### Entries from a dataset of interfaces

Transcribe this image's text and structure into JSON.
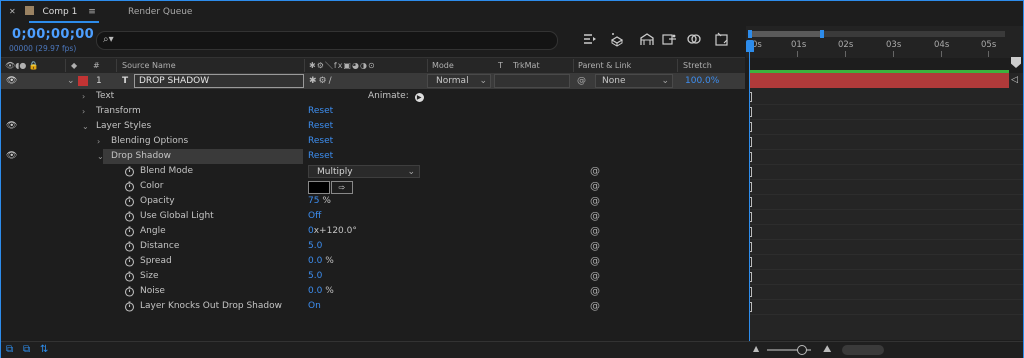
{
  "tabs": {
    "comp": "Comp 1",
    "render_queue": "Render Queue"
  },
  "timecode": "0;00;00;00",
  "fps_readout": "00000 (29.97 fps)",
  "search": {
    "placeholder": ""
  },
  "toolbar_icons": [
    "draft-3d-icon",
    "shy-layers-icon",
    "frame-blending-icon",
    "motion-blur-icon",
    "graph-editor-icon",
    "comp-flowchart-icon"
  ],
  "ruler": {
    "labels": [
      "0s",
      "01s",
      "02s",
      "03s",
      "04s",
      "05s"
    ]
  },
  "columns": {
    "source_name": "Source Name",
    "mode": "Mode",
    "t": "T",
    "trkmat": "TrkMat",
    "parent": "Parent & Link",
    "stretch": "Stretch",
    "index": "#"
  },
  "layer": {
    "number": "1",
    "type_glyph": "T",
    "name": "DROP SHADOW",
    "mode": "Normal",
    "parent": "None",
    "stretch": "100.0%",
    "label_color": "#c23434"
  },
  "properties": [
    {
      "label": "Text",
      "value": "",
      "indent": 0,
      "twirl": "closed",
      "stopwatch": false,
      "eye": false,
      "pickwhip": false
    },
    {
      "label": "Transform",
      "value": "Reset",
      "indent": 0,
      "twirl": "closed",
      "stopwatch": false,
      "eye": false,
      "pickwhip": false
    },
    {
      "label": "Layer Styles",
      "value": "Reset",
      "indent": 0,
      "twirl": "open",
      "stopwatch": false,
      "eye": true,
      "pickwhip": false
    },
    {
      "label": "Blending Options",
      "value": "Reset",
      "indent": 1,
      "twirl": "closed",
      "stopwatch": false,
      "eye": false,
      "pickwhip": false
    },
    {
      "label": "Drop Shadow",
      "value": "Reset",
      "indent": 1,
      "twirl": "open",
      "stopwatch": false,
      "eye": true,
      "pickwhip": false,
      "selected": true
    },
    {
      "label": "Blend Mode",
      "value": "Multiply",
      "indent": 2,
      "stopwatch": true,
      "pickwhip": true,
      "kind": "dropdown"
    },
    {
      "label": "Color",
      "value": "",
      "indent": 2,
      "stopwatch": true,
      "pickwhip": true,
      "kind": "color"
    },
    {
      "label": "Opacity",
      "value": "75",
      "unit": " %",
      "indent": 2,
      "stopwatch": true,
      "pickwhip": true
    },
    {
      "label": "Use Global Light",
      "value": "Off",
      "indent": 2,
      "stopwatch": true,
      "pickwhip": true
    },
    {
      "label": "Angle",
      "value": "0",
      "unit": "x+120.0°",
      "indent": 2,
      "stopwatch": true,
      "pickwhip": true
    },
    {
      "label": "Distance",
      "value": "5.0",
      "indent": 2,
      "stopwatch": true,
      "pickwhip": true
    },
    {
      "label": "Spread",
      "value": "0.0",
      "unit": " %",
      "indent": 2,
      "stopwatch": true,
      "pickwhip": true
    },
    {
      "label": "Size",
      "value": "5.0",
      "indent": 2,
      "stopwatch": true,
      "pickwhip": true
    },
    {
      "label": "Noise",
      "value": "0.0",
      "unit": " %",
      "indent": 2,
      "stopwatch": true,
      "pickwhip": true
    },
    {
      "label": "Layer Knocks Out Drop Shadow",
      "value": "On",
      "indent": 2,
      "stopwatch": true,
      "pickwhip": true
    }
  ],
  "animate_label": "Animate:",
  "colors": {
    "accent": "#2d8ceb",
    "value_blue": "#3d8ef0",
    "layer_bar": "#b03a3a",
    "layer_bar_top": "#3db23d"
  }
}
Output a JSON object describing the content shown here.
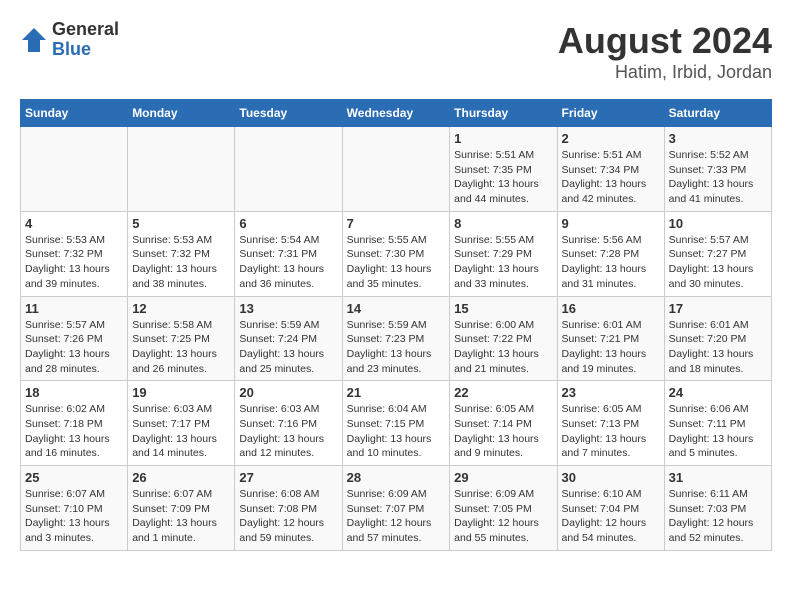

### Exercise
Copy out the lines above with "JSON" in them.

### Answer space
Transcribe this image's text and structure into JSON.
Output a JSON object describing the content shown here.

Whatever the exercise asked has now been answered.